WHAT IS REQUIRED:
The required result is every line of the records that includes "pagamento".

EXTRACTED ENTRIES:
----------

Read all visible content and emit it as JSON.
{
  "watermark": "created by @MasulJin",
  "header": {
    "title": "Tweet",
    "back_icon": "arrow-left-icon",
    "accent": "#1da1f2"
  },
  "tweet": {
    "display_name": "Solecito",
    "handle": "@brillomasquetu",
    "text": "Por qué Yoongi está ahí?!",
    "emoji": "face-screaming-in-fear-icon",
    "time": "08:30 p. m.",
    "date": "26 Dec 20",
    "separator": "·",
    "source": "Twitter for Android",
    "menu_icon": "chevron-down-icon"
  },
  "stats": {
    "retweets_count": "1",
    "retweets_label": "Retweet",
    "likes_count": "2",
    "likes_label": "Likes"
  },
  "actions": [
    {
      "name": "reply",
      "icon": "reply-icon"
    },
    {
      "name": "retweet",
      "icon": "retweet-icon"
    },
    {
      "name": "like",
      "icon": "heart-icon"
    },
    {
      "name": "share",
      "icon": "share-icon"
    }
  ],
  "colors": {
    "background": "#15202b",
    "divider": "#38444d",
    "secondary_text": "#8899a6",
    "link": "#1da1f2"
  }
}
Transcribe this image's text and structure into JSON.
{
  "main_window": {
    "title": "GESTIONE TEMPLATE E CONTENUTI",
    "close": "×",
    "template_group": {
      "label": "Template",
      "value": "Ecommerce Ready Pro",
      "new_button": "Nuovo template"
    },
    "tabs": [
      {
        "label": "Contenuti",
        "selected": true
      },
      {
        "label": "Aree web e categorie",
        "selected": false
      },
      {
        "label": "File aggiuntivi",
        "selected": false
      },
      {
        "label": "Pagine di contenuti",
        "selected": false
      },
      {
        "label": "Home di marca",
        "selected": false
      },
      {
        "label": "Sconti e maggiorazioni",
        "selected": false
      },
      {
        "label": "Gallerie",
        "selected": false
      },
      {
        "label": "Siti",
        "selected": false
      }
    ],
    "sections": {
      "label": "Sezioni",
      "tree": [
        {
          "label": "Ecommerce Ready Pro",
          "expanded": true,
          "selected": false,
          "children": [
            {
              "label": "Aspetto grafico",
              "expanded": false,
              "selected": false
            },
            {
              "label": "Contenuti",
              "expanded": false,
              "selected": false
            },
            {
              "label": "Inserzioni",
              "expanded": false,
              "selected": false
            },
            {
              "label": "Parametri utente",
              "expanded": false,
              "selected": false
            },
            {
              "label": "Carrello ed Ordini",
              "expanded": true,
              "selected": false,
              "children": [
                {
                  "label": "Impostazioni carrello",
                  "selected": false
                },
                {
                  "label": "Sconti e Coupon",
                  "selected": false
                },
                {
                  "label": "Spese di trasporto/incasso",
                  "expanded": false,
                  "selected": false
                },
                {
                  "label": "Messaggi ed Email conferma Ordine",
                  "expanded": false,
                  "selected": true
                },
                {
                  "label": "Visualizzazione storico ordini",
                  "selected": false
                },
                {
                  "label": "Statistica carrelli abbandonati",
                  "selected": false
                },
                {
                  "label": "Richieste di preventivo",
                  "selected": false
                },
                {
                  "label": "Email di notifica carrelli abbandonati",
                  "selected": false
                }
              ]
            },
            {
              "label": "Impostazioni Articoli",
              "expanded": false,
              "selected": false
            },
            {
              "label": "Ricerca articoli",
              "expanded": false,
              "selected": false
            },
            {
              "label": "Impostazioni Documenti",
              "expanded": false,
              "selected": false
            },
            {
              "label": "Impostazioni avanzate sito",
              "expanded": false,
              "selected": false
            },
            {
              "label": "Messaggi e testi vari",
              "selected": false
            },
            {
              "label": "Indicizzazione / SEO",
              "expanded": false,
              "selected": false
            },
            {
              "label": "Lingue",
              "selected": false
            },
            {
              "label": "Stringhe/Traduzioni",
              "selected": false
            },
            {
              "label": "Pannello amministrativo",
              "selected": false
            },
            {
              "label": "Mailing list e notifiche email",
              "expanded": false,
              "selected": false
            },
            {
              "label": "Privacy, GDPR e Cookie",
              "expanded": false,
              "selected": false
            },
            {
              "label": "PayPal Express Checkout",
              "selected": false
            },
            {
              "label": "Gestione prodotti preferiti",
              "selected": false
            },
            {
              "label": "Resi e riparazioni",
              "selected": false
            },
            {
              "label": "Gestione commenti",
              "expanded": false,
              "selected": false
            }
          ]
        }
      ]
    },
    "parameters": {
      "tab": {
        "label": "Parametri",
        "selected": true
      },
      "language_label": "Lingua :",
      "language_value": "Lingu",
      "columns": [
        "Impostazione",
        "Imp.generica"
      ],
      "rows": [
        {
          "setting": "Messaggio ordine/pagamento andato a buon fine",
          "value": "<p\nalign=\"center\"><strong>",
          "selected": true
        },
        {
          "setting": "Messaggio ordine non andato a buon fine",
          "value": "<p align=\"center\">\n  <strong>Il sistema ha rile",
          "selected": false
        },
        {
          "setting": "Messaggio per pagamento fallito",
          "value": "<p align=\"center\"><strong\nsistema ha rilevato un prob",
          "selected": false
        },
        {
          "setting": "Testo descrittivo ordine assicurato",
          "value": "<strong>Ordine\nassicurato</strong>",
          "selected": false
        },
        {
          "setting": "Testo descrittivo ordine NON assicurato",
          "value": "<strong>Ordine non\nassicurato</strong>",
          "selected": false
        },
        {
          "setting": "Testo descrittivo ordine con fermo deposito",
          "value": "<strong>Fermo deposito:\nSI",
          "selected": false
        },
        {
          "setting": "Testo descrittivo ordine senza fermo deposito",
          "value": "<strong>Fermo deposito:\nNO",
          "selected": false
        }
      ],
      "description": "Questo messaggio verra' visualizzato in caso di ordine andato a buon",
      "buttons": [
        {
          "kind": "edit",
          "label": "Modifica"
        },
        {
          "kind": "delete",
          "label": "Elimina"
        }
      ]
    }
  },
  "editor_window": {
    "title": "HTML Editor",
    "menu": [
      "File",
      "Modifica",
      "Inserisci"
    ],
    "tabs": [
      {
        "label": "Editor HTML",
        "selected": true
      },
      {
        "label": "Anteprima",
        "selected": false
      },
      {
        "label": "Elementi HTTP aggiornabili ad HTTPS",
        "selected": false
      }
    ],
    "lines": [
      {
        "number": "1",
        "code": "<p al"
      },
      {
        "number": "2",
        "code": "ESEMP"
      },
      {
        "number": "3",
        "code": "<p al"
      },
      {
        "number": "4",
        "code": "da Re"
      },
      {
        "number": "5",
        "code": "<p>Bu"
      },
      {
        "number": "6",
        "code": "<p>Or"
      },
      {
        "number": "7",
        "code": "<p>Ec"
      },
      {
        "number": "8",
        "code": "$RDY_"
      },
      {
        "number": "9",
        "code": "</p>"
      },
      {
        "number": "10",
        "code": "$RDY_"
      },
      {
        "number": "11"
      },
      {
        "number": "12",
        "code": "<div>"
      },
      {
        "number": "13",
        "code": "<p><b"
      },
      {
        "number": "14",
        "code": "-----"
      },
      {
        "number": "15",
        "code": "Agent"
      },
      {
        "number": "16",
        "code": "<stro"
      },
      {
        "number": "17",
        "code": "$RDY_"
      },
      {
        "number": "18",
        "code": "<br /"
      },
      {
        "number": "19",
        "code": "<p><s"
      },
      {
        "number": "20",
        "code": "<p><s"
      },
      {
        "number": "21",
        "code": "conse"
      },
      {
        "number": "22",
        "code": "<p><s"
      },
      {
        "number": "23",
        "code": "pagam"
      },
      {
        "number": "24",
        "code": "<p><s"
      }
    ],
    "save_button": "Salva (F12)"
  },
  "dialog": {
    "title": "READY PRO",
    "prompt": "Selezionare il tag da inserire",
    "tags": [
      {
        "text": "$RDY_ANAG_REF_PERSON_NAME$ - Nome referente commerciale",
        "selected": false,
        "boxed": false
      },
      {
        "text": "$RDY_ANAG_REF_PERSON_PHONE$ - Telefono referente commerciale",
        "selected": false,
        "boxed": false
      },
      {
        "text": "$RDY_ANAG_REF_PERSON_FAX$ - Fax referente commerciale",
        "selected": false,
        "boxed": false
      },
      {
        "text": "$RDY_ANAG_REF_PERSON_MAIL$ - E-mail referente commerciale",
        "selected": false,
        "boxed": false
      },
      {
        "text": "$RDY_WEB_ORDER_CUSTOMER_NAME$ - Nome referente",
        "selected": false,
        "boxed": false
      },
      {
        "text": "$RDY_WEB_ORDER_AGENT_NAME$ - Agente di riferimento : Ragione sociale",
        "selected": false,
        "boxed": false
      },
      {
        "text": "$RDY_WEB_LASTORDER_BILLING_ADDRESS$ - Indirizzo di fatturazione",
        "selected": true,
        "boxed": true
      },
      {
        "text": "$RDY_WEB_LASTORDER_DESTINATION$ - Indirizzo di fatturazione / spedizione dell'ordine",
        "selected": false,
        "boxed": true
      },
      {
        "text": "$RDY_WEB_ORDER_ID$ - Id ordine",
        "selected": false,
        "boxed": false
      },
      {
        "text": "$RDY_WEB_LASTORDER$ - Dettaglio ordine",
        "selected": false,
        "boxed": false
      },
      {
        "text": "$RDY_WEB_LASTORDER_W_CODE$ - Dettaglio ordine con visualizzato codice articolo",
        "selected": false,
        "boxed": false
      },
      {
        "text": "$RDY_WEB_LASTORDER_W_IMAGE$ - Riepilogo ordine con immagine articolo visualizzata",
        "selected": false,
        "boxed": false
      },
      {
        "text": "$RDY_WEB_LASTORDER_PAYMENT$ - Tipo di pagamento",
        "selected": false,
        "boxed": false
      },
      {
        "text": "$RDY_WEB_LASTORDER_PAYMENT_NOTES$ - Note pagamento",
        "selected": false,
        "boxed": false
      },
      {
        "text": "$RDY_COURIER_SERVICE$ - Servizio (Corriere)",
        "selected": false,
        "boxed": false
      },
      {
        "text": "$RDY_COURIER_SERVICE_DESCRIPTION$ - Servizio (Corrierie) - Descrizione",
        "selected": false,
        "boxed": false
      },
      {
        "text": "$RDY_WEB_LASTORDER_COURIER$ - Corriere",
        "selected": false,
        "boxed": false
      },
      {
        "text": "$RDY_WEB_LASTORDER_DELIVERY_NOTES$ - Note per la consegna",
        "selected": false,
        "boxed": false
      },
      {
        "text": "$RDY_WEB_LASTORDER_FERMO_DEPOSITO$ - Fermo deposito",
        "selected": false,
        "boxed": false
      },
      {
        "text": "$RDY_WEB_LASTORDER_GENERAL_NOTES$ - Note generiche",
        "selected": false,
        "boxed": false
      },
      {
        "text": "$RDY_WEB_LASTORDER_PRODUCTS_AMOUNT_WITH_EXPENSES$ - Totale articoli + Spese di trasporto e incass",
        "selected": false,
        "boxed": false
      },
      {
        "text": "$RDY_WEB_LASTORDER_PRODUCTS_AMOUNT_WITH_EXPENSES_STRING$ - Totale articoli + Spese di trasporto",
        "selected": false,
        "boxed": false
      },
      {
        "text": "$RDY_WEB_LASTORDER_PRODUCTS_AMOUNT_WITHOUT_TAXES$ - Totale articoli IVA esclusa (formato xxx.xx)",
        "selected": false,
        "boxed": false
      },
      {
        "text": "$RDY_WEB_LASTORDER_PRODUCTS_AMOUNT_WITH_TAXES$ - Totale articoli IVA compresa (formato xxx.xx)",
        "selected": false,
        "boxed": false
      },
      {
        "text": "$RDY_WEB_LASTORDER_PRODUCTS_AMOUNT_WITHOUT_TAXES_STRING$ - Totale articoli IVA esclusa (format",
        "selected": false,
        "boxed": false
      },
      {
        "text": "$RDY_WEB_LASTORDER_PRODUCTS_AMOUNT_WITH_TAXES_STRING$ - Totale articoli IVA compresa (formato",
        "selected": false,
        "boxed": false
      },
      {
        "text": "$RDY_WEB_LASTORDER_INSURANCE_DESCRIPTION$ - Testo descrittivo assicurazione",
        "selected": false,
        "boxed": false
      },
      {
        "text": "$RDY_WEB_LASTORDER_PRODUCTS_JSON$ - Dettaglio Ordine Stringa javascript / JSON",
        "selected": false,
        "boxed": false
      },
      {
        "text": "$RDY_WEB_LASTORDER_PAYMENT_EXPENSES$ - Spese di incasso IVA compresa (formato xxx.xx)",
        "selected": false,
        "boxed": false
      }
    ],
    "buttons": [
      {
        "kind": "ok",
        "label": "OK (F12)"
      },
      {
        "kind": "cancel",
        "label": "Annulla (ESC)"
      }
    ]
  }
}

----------

WRITTEN RESPONSE:
          "setting": "Messaggio ordine/pagamento andato a buon fine",
          "setting": "Messaggio per pagamento fallito",
        "text": "$RDY_WEB_LASTORDER_PAYMENT$ - Tipo di pagamento",
        "text": "$RDY_WEB_LASTORDER_PAYMENT_NOTES$ - Note pagamento",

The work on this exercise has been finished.